Another fabulous example is ROC USA. Our biggest partnership is with ROC USA; we are one of the founders. In fact, our first equity investment ever made with ROC USA aligned with our national I’M HOME initiative. We put an initial equity investment into ROC USA and I have been Chair of their Board of Directors since the social enterprise was founded in 2008. We align our policy work in support of ROC USA's mission, which is to give manufactured housing residents the right to bid on the land on which their homes sit if the property goes up for sale. These cooperative resident-ownership models have been codified in both New Hampshire (where ROC USA is based) and Massachusetts, and states across the country are seeing the value of working with ROC USA to finance community purchases.
Can you share a success story of how the data has been used in the past to affect positive change?
One of my favorite examples is in Dallas. At least five years ago, the City of Dallas commissioned a Scorecard profile to identify how residents there were faring financially. Most recently, Dallas was the second-poorest large city in America after Philadelphia, so there were people interested in creating savings opportunities there, but there wasn’t a robust asset-building coalition. The Scorecard profile galvanized the city around the need to create pathways to financial stability. We helped the Dallas mayor and the president of Citibank host a convening that really dug into the challenges surrounding liquid asset poverty in the city. The public television station there, KERA, did a spotlight that showed households you would consider middle class were actually just one crisis away from financial disaster. This led to a series of stories demonstrating household examples of “one crisis away” (illness, job loss, retiring without the right amount of savings) that became incredibly well-regarded and later led to a town hall meeting in which organizations working on a range of issues from housing to free tax prep came together to identify solutions. This really created a profound change in the community, and it all started with a Scorecard data profile.
That sounds incredible. How can other cities and states use the Scorecard to replicate the success Dallas has seen?
There’s a whole range of ways—some high-touch, some low-touch—cities and states can leverage the Scorecard data. A low-touch way is to visit the Scorecard website, scorecard.prosperitynow.org, to read the main findings report and create customized profiles for their cities or states.

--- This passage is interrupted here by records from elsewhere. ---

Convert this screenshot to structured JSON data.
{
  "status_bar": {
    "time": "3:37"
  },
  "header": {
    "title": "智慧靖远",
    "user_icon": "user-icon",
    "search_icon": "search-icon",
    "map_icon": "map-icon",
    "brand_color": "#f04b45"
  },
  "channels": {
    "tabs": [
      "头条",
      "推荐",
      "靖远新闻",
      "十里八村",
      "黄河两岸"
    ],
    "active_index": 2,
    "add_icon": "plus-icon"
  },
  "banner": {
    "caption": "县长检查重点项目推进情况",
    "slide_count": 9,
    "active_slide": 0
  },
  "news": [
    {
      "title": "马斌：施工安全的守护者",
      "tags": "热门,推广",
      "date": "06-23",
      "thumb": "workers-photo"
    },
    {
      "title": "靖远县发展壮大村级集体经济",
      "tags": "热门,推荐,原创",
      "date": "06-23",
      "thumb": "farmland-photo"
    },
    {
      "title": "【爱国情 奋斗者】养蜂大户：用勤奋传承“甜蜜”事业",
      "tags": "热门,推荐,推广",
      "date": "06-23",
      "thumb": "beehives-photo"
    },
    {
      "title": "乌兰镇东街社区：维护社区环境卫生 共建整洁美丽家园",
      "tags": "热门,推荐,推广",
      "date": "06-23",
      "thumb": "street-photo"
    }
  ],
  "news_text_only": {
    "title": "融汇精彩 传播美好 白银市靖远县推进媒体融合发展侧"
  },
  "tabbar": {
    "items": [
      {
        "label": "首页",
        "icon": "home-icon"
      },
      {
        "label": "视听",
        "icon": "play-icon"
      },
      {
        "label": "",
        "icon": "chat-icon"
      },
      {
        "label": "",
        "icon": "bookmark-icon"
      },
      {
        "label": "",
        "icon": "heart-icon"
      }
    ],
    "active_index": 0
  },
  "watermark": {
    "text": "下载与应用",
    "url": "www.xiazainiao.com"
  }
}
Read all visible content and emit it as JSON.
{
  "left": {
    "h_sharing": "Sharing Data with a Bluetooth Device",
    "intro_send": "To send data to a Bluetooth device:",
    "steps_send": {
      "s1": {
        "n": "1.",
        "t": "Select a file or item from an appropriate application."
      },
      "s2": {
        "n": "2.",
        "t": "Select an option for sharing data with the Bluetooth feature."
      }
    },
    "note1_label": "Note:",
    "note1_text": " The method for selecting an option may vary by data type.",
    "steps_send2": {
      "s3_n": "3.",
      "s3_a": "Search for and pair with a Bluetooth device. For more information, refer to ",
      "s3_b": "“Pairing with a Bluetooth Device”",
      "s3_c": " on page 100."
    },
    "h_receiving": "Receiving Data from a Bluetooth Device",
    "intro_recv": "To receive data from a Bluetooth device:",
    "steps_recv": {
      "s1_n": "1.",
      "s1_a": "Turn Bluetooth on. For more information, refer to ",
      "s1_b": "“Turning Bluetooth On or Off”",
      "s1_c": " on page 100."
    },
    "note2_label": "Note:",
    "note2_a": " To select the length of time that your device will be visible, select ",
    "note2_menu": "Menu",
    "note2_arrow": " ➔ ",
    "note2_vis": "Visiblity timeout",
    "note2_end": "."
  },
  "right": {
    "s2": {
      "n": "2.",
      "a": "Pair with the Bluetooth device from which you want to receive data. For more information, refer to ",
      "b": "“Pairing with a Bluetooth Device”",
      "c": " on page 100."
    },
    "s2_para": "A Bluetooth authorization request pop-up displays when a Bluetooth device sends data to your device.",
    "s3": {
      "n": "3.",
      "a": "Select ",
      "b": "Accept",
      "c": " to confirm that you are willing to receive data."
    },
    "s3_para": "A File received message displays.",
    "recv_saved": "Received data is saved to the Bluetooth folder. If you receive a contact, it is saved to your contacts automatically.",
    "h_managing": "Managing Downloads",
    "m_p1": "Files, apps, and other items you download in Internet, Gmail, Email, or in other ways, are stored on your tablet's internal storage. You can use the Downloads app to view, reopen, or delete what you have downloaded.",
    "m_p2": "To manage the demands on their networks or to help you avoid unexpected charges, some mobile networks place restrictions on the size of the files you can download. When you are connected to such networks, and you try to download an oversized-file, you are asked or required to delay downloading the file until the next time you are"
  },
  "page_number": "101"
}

With a few clicks of a mouse, you can compare your city or state, break down data by race or disability status, and see what states are doing—or should be doing—to help their residents thrive.
For CDFIs, philanthropic organizations, community groups, advocacy groups and others that are looking to take their efforts to the next level, they can work with Prosperity Now’s researchers and policy experts to craft a policy agenda, develop their own profile like the one we did for Dallas, receive technical assistance and more. All you need to do to get started is to email email@example.com.
No matter where a city or a state is in the quest to strengthen households’ financial security, the Scorecard shows us that there’s more work to do. So, we’d relish the opportunity to partner together, especially with CDFIs, to take the next steps together.